The legal, ethical and scientific basis for aggregating, sequestering and distribution of human biospecimens for research purposes has been well debated for the past 50 years and most recently re-visited by an HHS rulemaking committee in 2016. Any modifications to existing rules were firmly argued against by nearly every academic, industrial and private research group in the United states.
The founding core philosophy for developing Biobanks and utilizing archival human biospecimens for research purposes can be found contained in a report delivered to the National Bioethics Advisory Committee in 1998 by David Korn MD, titled “Contributions of the Human Tissue Archive to the Advancement of Medical Knowledge and the Public Health” where he describes them as the “intellectual foundation of modern medicine”. Certainly, since this publication, significant additional advances in medical care have been based on research using human specimens. Included are many major advances that have not only changed treatments for disease, but also have resulted in fundamental new concepts of human biology.
In Summary, here is the landscape:
1. Recent Attempt to Modify:
HHS abandons controversial consent proposal on using human research samples: http://www.sciencemag.org/news/2017/01/update-us-abandons-controversial-consent-proposal-using-human-research-samples
2. What’s New with the Rule?
3. FDA Guidance on Use of “leftover’ diagnostic specimens 2006:
Guidance on Informed Consent for In Vitro Diagnostic Device Studies Using Leftover Human Specimens that are Not individually identifiable
4. HHS/OHRP does not consider the use of anonymized (de-identified) remnant biospecimens to be Human Subjects research
(as defined under 45 CFR 46.102(f)):
5. The Common Rule.
The Common Rule has been codified by 15 US federal departments and agencies and applies to all research involving human subjects that is “conducted, supported or otherwise subject to regulation by any federal department or agency which takes appropriate administrative action to make this policy applicable to such research.” Each of these 15 federal department or agencies has a codification of the Common Rule which is equivalent to 45 CFR 46, Subpart A1. The Rule includes requirements for Institutional Review Board (IRB) review and informed consent for human subjects research.
6. FDA Human Subjects Regulations:
The second set of significant US federal regulations that may apply to the collection and use of human specimens for research are the Food and Drug Administration (FDA) regulations, 21 CFR 50, 56, and 812. The FDA regulations apply to all clinical investigations regulated by the FDA under sections 505(i) and 520(g) of the Federal Food, Drug, and Cosmetic Act, as well as clinical investigations that support applications for research or marketing permits for products regulated by the FDA. Among other products included within the scope are drugs for human use, medical devices for human use and biological products for human use. 21 CFR 50 covers informed consent requirements and 21 CFR 56 covers IRB review requirements. 21 CFR 812.2(a) applies to all clinical investigations of devices to determine safety and effectiveness unless the device investigation is exempt under 812.2(c).
The FDA regulations define a human subject differently than the Common Rule.

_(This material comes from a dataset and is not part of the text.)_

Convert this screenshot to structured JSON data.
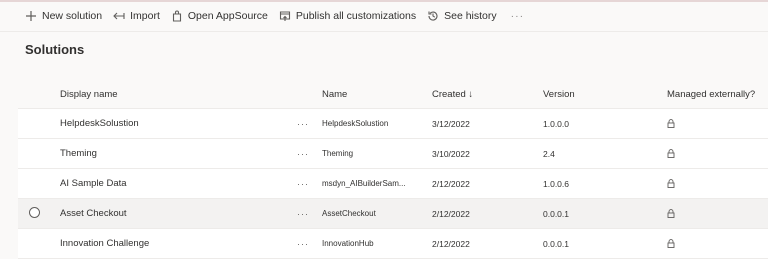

The FDA regulations at 21 CFR 50.3(g) and 56.102(e) define a human subject as an individual who is or becomes a participant in research, either as a recipient of the test article or as a control. A subject may be either a healthy human or a patient. (See 21 CFR 50.3(g) and 56.102(e)). The device regulations define a subject as an individual on whom or on whose specimen an investigational device is used. (See 21 CFR part 812).
7. The Health Insurance Portability and Accountability Act, Privacy and Security Rules:
The third major set of US federal regulations that may be relevant to some human specimen research is the Health Insurance Portability and Accountability Act (HIPAA) Privacy and Security Rules. The Privacy Rule regulates the uses and disclosures of individually identifiable health information by “covered entities” (health care providers, health plans, and health care clearinghouses). While the Privacy Rule does not apply to the use of human specimens per se, it may apply to uses and disclosures of the health information that may be associated with the specimens. The Privacy Rule generally requires patient authorization for uses and disclosures of health information that is individually identifiable. [See 45 CFR part 164.508]. Authorization is a similar but not identical concept to informed consent. Informed consent is the process by which subjects are informed about the risks and benefits of participating in research whereas authorization is solely a permission to allow researchers to use or disclose defined protected health information.
8. Traceability and Transparency for All Biospecimen Trials.
9. Property Rights and the Human Body
10. New England Journal of Medicine – Who owns tissue?
11. Journal of Ethics
12. Why we need Human Biospecimens for Human Research.
Discovery Life Sciences, Inc., July 2018.